■ **Exercise**
What lines in the data below mention the string "System"? Copy them out.

■ **Records supplied**
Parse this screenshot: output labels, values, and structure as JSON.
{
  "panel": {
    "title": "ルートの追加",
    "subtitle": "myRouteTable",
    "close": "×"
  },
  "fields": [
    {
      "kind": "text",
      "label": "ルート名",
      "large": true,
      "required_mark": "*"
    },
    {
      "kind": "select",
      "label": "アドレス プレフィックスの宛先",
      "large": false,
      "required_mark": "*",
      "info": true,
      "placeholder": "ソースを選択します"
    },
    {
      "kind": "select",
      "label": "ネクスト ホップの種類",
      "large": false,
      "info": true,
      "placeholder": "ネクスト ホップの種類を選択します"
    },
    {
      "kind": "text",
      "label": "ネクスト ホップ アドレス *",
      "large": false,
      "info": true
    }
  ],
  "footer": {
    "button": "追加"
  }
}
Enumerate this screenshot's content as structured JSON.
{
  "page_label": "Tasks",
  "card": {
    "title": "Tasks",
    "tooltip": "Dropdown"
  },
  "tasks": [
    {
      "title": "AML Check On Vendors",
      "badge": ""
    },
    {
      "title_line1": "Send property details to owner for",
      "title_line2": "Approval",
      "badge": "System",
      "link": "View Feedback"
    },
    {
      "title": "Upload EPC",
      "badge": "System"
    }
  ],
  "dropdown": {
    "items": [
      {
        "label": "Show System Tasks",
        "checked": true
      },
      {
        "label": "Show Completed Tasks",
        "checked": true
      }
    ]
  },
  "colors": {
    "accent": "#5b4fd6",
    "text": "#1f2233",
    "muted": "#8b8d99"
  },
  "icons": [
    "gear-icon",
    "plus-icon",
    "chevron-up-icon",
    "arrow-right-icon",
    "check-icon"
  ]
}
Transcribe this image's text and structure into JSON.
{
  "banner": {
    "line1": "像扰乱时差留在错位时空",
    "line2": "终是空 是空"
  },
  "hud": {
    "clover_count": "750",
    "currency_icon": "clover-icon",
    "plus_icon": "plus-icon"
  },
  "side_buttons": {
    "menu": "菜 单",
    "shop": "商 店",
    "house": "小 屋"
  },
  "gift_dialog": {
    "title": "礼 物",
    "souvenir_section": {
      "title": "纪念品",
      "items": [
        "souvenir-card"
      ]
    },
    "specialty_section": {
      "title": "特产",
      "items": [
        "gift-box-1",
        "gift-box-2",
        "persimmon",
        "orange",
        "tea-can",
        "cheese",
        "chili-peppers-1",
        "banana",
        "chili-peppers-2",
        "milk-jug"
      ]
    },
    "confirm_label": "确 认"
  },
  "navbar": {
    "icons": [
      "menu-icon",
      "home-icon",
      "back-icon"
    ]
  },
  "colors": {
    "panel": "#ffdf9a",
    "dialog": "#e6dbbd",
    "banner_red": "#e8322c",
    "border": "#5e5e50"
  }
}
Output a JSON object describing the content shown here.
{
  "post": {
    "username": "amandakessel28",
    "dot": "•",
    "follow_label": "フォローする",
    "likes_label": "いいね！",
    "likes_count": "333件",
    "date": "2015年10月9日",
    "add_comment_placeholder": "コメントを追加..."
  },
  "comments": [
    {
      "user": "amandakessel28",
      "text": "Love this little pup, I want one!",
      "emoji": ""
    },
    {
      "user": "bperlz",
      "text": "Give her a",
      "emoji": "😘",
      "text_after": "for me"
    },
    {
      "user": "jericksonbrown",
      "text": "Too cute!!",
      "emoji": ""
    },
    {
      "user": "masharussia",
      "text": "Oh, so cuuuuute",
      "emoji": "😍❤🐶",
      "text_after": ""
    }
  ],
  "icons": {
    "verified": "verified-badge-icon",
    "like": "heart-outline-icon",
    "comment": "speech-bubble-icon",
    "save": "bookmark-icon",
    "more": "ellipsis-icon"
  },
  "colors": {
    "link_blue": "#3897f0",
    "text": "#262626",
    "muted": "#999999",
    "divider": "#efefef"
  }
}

■ **Solution below**
      "badge": "System",
      "badge": "System"
        "label": "Show System Tasks",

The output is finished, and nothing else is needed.